There are articles everywhere about how to offer excellent customer service; the customer is always right; customers need to feel listened to, valued and validated. Those are all valid thoughts…but what you don’t see often is an article on how to be a good customer. Most people don’t work in customer service, but we are ALL customers. Don’t you think it’s worth some time to learn how to be a pleasant one? After spending my entire working career providing customer service in some way, shape or form, I offer you this list for your consideration, as we embark on the busiest shopping days of the year:
1. If there is a line, don’t try to push yourself to the front of it. Similarly, clearing your throat, complaining to fellow line dwellers and other “tisking” sounds make the line waiting even more unpleasant for everyone. The person at the cashier’s stand KNOWS her line is long, and she is working hard to work through it as fast as possible, while doing a good job. Do you want her to give you her full attention once she gets to you? Be patient, and wait for it.
2. Have your credit card and ID ready when you get to the front of the line. It makes life go more quickly for everyone…no one likes to watch the person in front of them scrounging through their purse for these details, when you had the ENTIRE TIME IN LINE to prepare for the actual transaction.
3. If you are emailing customer service, talk to them as if you were talking face to face. Don’t write mean emails, impressing yourself with your use of the biggest, most offensive words your command of the English language can muster. There is nothing like receiving a TRULY AWFUL and MEAN email from a customer, then calling them on the phone to discuss their issue. It’s amazing how quickly they backpedal from being a mean bulldog of a customer, to being reasonable (usually). Remember: Most customer service people are there to help you.
4. If you have a legitimate concern with the product or service, don’t take it out on the customer service rep. Personal attacks and swearing are never okay. They make you sound mean and irrational…and if you are mean, the rep is much less likely to go to bat for you with their company.
5. The old adage, “sugar goes down better than salt” applies to dealing with customer service agents, as well. Be kind, polite and friendly as you present your needs to the rep. Chances are, your smiling face is one of the first they’ve seen all day. Being kind will not only make the interaction more pleasant, but it will create a comraderie between you and the rep that may work in your favor.

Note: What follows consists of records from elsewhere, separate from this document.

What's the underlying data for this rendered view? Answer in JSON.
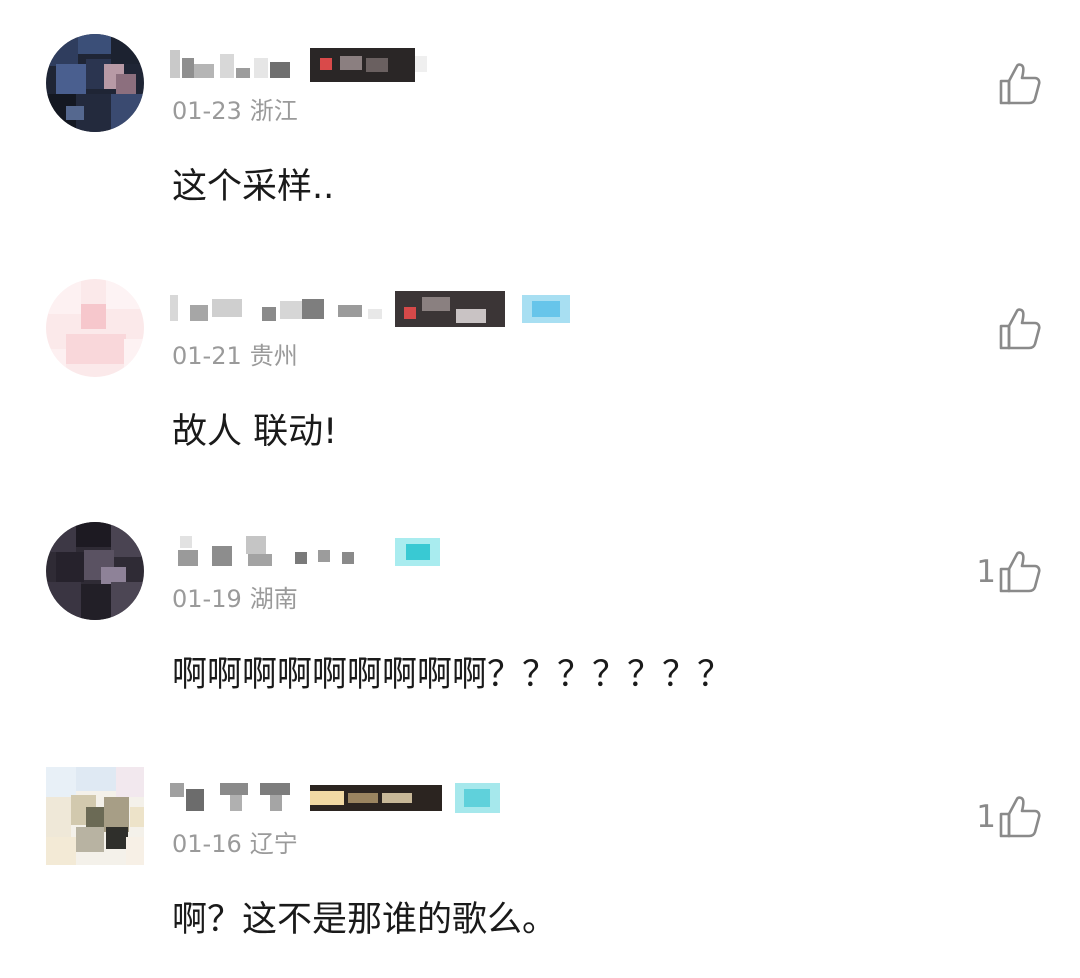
{
  "comments": [
    {
      "date": "01-23",
      "location": "浙江",
      "text": "这个采样..",
      "likes": ""
    },
    {
      "date": "01-21",
      "location": "贵州",
      "text": "故人 联动!",
      "likes": ""
    },
    {
      "date": "01-19",
      "location": "湖南",
      "text": "啊啊啊啊啊啊啊啊啊？？？？？？？",
      "likes": "1"
    },
    {
      "date": "01-16",
      "location": "辽宁",
      "text": "啊？这不是那谁的歌么。",
      "likes": "1"
    }
  ],
  "icons": {
    "like": "thumbs-up-icon"
  },
  "colors": {
    "meta_text": "#9a9a9a",
    "body_text": "#1a1a1a",
    "icon": "#8a8a8a"
  }
}
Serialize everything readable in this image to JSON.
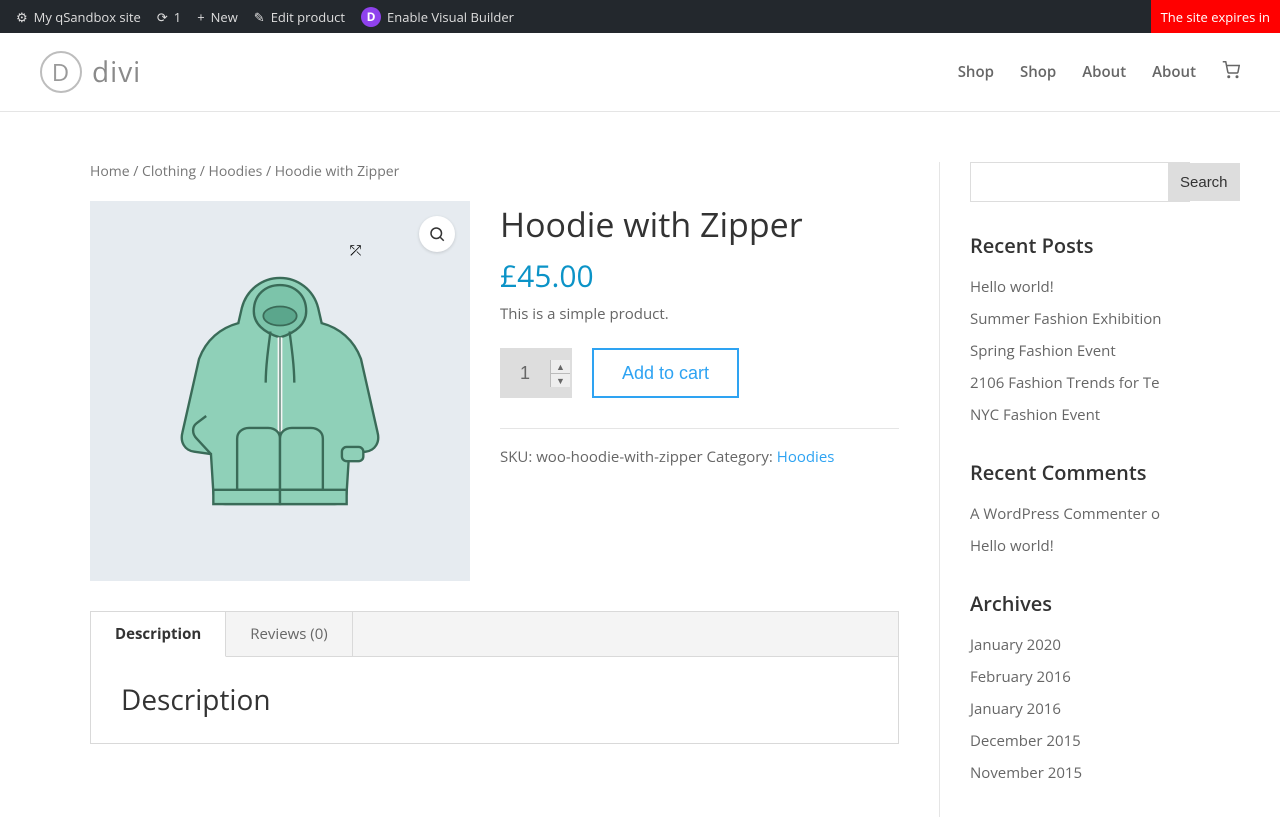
{
  "admin_bar": {
    "site_name": "My qSandbox site",
    "updates_count": "1",
    "new_label": "New",
    "edit_label": "Edit product",
    "visual_builder": "Enable Visual Builder",
    "expire_notice": "The site expires in"
  },
  "logo_text": "divi",
  "nav": [
    "Shop",
    "Shop",
    "About",
    "About"
  ],
  "breadcrumb": {
    "home": "Home",
    "cat1": "Clothing",
    "cat2": "Hoodies",
    "current": "Hoodie with Zipper",
    "sep": " / "
  },
  "product": {
    "title": "Hoodie with Zipper",
    "price": "£45.00",
    "short_desc": "This is a simple product.",
    "qty": "1",
    "add_to_cart": "Add to cart",
    "sku_label": "SKU: ",
    "sku": "woo-hoodie-with-zipper",
    "cat_label": " Category: ",
    "cat_link": "Hoodies"
  },
  "tabs": {
    "desc": "Description",
    "reviews": "Reviews (0)",
    "panel_heading": "Description"
  },
  "sidebar": {
    "search_btn": "Search",
    "recent_posts_title": "Recent Posts",
    "recent_posts": [
      "Hello world!",
      "Summer Fashion Exhibition",
      "Spring Fashion Event",
      "2106 Fashion Trends for Te",
      "NYC Fashion Event"
    ],
    "recent_comments_title": "Recent Comments",
    "recent_comments": [
      "A WordPress Commenter o",
      "Hello world!"
    ],
    "archives_title": "Archives",
    "archives": [
      "January 2020",
      "February 2016",
      "January 2016",
      "December 2015",
      "November 2015"
    ]
  }
}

6. Stop demanding things for free. Seriously. Free isn’t free. It’s costing someone money, and ultimately will result in prices being raised for everyone. If there is a legitimate error, then that’s one thing…but demanding another set of free ANYTHING just because your shipment came a day later than expected is unreasonable.
7. Don’t use your negative emotions to manipulate the situation. It’s OK to express your frustration and displeasure verbally in a polite way…but expressing it in a way that is like a parent scolding a child is really quite hostile. Choose to have a kind and respectful demeanor.
8. If you aren’t satisfied with a product or service, contact the company BEFORE you rant on social media. Give them ample time to reply. Chance are, if you are having a problem, there are others who are calling them, too….which means it takes time to get back to you. Similarly, be careful what you say on social media. You might have been dissatisfied with something, but negative reviews stay forever. Do you really want to do that to someone’s livelihood? How would you feel if someone did that to you, based on your job performance during the toughest time of the year?
9. Order earlier than you think you need to, and don’t expect every company to deliver your goods as fast as Amazon does. Some products are hand made, or require specific materials that can run out during busy seasons…be patient, and place your order early, so if it takes longer than you expected, you aren’t irritated.
10. If a customer service rep is rude or unpleasant, ask to speak to the manager. They need to know if someone is not doing their job well, so they can make corrections accordingly. If the manager isn’t available, get their email address, so you can let them know later. Do the same thing, if you receive excellent service…bosses need all of the encouragement they can find, and the best kind comes from happy customers like you.
All this can be summed up in…be nice…do unto others as you would have them do unto you…and have yourself a merry little Christmas shopping season.